Collection entries
----

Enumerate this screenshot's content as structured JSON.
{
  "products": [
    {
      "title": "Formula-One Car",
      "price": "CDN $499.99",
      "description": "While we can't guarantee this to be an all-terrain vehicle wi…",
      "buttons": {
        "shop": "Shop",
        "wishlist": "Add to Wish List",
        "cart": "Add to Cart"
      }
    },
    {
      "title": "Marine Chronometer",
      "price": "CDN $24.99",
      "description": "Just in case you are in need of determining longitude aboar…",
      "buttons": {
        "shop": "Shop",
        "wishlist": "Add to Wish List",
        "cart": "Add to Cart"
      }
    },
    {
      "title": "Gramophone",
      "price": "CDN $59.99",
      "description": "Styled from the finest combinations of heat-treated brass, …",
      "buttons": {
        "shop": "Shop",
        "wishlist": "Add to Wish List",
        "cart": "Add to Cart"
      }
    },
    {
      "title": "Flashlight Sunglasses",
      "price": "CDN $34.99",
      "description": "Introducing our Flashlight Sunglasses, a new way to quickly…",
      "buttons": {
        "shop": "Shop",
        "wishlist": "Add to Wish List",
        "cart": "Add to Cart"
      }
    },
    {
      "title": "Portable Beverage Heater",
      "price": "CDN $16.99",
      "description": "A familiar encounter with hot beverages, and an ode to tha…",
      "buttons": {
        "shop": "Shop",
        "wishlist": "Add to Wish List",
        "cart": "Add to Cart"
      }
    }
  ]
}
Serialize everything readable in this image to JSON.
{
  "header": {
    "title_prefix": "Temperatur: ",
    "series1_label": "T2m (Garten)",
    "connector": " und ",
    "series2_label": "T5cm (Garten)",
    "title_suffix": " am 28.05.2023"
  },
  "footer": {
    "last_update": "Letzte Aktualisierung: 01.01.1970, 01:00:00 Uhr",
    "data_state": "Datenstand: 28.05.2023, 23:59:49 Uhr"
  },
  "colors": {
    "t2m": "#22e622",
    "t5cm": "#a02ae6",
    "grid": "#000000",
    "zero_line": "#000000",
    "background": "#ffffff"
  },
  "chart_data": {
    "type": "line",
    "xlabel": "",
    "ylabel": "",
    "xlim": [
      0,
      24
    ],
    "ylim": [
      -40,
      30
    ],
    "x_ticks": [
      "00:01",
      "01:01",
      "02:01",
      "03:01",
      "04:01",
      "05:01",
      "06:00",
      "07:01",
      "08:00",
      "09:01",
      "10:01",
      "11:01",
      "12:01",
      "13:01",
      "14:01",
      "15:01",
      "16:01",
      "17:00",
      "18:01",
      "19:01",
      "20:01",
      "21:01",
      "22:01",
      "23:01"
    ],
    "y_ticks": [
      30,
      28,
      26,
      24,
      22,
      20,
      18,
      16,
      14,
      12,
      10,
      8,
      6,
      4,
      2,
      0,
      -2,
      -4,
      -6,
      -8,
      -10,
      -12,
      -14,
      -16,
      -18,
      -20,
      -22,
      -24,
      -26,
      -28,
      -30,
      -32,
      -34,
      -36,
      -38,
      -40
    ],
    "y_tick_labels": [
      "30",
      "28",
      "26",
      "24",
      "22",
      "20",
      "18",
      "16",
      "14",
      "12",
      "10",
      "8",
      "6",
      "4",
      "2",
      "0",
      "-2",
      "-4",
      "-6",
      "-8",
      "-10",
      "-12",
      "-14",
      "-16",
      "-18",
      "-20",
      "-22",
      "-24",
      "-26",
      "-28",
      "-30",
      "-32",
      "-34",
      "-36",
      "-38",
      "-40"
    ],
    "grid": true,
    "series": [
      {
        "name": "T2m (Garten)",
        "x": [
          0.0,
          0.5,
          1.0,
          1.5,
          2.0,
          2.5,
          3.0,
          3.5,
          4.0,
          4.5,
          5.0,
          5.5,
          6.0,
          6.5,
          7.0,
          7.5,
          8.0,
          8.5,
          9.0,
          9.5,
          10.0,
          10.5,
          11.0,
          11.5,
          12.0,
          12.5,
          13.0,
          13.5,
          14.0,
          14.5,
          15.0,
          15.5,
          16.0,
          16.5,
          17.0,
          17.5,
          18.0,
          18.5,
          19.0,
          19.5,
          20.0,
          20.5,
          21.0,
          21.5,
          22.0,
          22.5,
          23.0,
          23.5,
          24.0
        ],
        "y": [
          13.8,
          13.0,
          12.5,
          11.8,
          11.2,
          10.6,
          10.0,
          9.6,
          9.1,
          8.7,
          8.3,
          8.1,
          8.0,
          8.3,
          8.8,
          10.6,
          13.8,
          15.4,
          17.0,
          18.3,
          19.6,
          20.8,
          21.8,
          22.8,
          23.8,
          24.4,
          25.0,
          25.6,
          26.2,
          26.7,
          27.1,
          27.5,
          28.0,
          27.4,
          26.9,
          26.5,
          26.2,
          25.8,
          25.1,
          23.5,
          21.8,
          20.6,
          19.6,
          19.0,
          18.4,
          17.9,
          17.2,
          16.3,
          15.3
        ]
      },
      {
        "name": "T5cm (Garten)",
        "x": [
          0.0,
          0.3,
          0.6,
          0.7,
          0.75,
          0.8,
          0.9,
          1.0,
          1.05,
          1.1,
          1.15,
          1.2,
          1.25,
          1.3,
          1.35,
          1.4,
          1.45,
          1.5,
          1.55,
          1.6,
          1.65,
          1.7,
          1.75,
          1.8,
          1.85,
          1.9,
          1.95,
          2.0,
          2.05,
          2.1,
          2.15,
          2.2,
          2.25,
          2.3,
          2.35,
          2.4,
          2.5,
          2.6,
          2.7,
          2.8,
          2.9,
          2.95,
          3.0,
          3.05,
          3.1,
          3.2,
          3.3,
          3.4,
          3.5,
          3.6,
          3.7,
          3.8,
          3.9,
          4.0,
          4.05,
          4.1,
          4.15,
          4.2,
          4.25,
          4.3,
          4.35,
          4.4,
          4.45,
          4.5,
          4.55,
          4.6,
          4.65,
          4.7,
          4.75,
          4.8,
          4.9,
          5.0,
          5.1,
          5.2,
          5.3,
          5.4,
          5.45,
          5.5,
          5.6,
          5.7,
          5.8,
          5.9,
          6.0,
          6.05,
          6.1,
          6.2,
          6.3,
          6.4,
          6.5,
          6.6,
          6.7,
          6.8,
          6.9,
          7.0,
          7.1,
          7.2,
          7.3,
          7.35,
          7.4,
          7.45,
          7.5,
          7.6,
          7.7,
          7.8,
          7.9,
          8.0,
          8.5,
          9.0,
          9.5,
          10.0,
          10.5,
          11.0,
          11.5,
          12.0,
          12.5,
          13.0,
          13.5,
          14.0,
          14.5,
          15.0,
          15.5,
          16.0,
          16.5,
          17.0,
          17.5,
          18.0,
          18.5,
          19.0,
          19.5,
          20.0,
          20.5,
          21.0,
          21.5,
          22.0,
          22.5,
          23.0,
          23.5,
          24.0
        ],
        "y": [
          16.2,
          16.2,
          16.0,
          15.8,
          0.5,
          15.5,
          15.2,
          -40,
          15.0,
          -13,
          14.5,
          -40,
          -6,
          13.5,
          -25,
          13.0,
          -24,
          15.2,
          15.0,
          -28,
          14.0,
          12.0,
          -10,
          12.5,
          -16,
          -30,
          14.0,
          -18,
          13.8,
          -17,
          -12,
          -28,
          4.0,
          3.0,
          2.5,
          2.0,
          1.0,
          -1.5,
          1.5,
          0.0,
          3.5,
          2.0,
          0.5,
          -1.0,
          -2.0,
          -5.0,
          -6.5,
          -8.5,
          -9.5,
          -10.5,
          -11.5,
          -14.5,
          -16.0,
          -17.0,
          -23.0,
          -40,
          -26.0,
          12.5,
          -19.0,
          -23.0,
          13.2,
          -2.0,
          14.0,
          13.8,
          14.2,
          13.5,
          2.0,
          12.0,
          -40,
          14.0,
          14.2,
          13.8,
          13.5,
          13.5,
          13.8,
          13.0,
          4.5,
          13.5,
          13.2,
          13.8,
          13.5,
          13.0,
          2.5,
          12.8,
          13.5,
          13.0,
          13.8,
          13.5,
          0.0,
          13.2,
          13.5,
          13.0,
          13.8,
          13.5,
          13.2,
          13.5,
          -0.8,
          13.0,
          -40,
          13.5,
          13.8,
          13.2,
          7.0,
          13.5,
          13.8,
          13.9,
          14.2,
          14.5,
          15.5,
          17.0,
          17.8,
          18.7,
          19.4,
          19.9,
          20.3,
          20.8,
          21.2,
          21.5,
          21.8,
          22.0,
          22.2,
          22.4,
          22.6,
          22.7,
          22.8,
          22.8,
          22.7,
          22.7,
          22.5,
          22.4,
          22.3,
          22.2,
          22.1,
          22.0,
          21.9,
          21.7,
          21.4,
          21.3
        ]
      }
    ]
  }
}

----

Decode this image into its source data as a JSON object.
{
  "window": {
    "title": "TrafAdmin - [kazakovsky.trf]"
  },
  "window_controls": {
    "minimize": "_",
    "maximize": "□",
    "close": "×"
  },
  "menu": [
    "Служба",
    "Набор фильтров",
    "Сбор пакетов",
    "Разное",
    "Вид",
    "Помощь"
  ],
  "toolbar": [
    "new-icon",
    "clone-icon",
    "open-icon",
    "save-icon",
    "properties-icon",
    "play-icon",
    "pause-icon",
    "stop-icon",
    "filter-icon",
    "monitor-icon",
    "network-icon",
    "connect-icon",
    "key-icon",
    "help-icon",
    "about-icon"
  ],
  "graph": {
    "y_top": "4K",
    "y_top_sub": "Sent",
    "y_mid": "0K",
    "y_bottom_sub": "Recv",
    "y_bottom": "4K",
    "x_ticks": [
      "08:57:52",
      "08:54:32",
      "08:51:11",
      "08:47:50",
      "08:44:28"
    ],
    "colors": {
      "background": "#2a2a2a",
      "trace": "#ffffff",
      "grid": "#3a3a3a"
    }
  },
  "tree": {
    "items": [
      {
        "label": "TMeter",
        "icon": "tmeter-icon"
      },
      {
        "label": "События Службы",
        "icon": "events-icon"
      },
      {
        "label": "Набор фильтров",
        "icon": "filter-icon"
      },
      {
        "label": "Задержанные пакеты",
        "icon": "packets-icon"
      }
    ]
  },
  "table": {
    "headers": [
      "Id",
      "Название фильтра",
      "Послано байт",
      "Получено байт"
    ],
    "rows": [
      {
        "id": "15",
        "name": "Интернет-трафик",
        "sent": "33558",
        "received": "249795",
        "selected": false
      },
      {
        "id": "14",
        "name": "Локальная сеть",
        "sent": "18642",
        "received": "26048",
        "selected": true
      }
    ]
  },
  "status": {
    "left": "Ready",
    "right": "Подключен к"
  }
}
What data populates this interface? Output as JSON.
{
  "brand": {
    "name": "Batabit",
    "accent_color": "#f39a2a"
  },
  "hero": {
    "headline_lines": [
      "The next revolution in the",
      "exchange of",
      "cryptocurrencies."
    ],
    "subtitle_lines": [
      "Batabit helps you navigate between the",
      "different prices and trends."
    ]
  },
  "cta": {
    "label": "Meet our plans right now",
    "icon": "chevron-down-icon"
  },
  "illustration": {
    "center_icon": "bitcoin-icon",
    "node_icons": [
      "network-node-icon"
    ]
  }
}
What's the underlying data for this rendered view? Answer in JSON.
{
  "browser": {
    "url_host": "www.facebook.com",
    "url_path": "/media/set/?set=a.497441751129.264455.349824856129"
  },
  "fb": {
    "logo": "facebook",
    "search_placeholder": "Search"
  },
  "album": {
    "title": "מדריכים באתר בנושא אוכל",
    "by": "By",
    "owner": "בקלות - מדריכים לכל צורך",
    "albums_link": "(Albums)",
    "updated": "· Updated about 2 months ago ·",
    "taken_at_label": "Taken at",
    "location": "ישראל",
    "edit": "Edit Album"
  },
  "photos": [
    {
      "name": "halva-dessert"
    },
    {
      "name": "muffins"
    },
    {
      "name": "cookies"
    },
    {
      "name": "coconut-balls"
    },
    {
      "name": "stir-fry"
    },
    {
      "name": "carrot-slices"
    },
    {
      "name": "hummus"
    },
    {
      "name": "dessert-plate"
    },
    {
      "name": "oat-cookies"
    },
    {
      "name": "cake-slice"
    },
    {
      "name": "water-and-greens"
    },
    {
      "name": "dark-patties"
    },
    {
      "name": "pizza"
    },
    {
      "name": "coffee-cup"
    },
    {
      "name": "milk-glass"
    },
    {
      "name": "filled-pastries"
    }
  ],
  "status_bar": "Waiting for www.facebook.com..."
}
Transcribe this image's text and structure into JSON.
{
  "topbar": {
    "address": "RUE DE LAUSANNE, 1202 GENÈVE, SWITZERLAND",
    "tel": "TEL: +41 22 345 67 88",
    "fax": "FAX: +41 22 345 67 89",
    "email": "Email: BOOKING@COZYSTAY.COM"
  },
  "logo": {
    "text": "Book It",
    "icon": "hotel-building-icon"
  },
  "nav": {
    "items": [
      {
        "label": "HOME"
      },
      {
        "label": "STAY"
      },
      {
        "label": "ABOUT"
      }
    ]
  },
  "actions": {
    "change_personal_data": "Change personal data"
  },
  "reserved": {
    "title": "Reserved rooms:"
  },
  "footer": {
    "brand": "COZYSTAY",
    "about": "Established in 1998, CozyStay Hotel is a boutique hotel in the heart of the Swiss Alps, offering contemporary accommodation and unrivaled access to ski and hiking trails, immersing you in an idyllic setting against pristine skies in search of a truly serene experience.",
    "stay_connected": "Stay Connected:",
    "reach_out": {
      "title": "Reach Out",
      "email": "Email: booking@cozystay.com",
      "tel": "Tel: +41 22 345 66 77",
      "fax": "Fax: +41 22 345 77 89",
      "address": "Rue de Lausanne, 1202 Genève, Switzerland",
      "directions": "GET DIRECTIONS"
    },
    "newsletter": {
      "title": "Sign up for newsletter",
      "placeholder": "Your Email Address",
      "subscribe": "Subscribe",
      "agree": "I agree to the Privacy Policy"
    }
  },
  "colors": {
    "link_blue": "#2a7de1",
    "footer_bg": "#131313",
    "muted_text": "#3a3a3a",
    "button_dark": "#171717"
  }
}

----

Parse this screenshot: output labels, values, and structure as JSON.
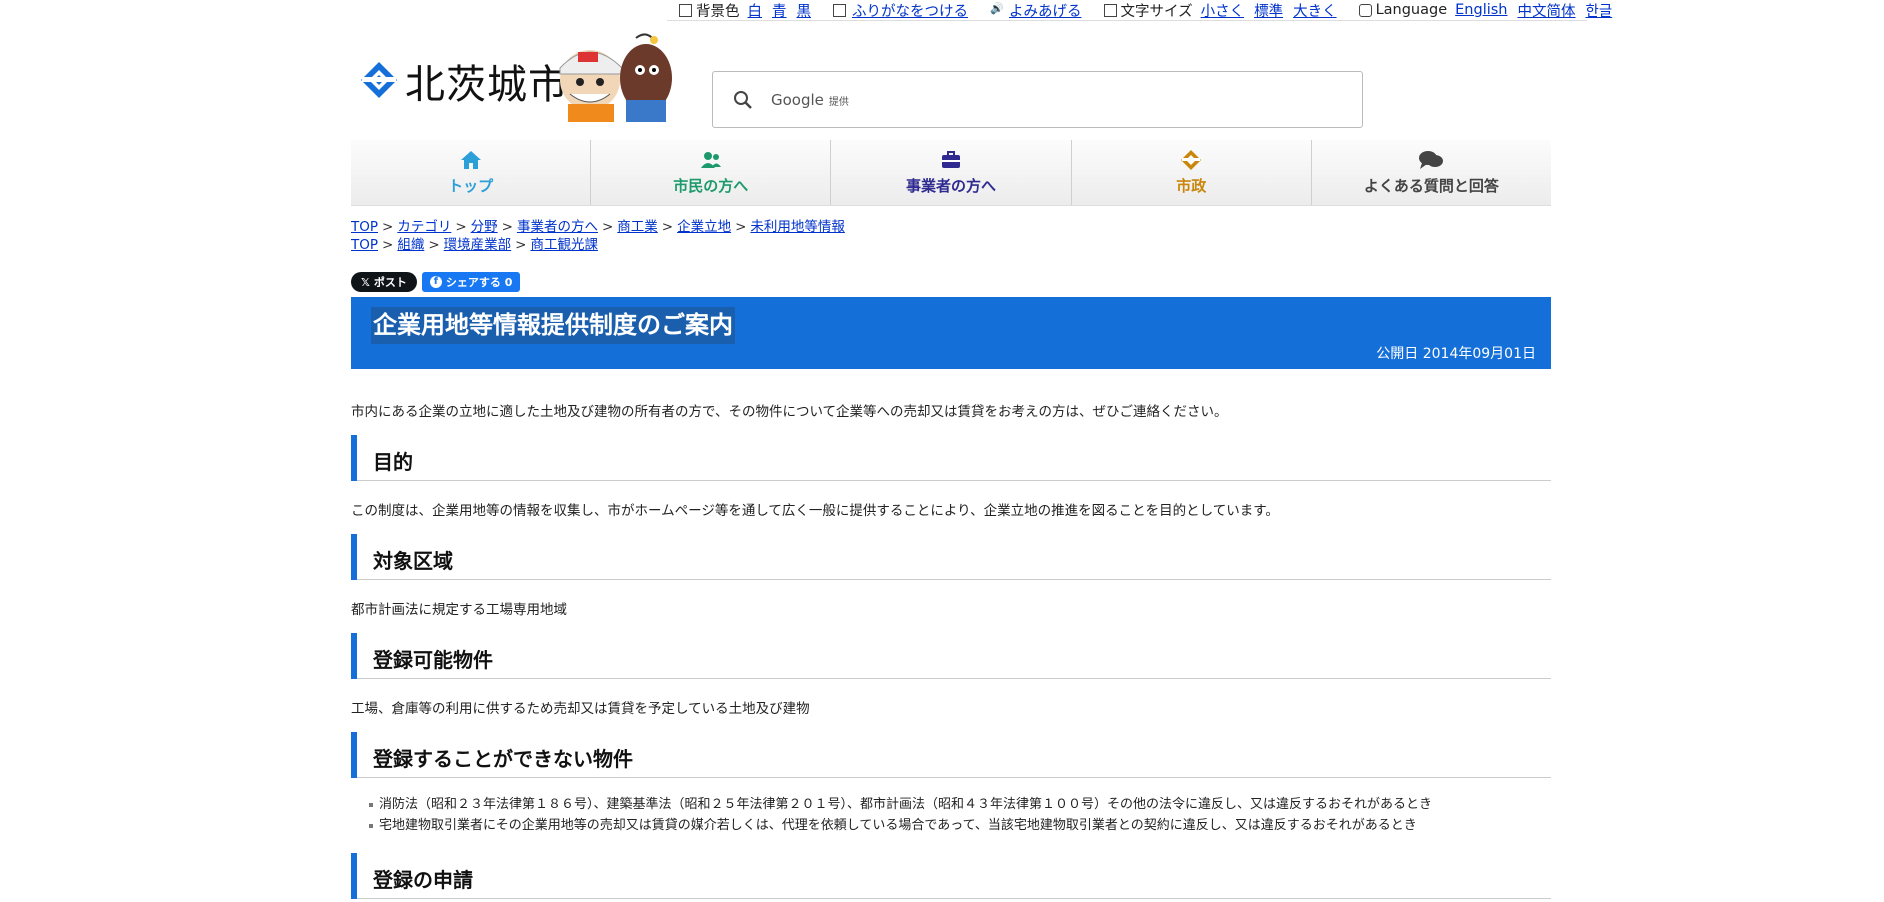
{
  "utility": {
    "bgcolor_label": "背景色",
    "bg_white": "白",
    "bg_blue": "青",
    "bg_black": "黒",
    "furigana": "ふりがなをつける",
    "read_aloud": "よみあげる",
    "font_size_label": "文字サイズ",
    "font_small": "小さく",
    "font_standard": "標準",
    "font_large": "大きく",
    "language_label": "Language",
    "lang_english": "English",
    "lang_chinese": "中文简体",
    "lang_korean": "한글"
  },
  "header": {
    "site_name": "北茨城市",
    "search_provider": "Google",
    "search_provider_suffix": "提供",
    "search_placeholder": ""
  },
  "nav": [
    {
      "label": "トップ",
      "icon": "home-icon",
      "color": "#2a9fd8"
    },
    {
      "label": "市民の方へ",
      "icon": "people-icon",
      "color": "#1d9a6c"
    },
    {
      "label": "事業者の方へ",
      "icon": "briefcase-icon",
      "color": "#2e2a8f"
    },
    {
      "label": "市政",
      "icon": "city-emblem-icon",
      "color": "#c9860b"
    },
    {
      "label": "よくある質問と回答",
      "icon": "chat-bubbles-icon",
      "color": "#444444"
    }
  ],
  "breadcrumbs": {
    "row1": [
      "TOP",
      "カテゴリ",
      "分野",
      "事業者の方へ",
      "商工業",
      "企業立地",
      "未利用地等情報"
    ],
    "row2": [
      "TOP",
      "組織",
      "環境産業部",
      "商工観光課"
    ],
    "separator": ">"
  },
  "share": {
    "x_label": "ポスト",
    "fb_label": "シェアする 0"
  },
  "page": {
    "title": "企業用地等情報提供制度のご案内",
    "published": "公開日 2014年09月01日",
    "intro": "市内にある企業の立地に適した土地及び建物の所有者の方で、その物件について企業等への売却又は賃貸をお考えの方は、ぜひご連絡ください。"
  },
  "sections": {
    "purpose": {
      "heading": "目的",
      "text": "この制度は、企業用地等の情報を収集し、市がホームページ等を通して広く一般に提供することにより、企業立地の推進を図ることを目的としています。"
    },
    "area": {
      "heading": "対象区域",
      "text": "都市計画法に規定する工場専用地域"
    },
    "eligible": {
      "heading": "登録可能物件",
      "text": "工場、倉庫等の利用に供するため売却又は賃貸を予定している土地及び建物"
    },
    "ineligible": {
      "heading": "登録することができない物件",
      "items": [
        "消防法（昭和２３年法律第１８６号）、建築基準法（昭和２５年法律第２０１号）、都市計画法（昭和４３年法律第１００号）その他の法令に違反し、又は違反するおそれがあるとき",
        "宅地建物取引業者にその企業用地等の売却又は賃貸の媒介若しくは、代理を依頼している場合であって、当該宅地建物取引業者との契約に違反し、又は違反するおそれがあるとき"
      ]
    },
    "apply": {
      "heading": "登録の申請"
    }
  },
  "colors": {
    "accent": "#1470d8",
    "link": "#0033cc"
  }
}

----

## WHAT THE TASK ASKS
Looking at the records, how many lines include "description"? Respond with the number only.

## WRITTEN RESPONSE
5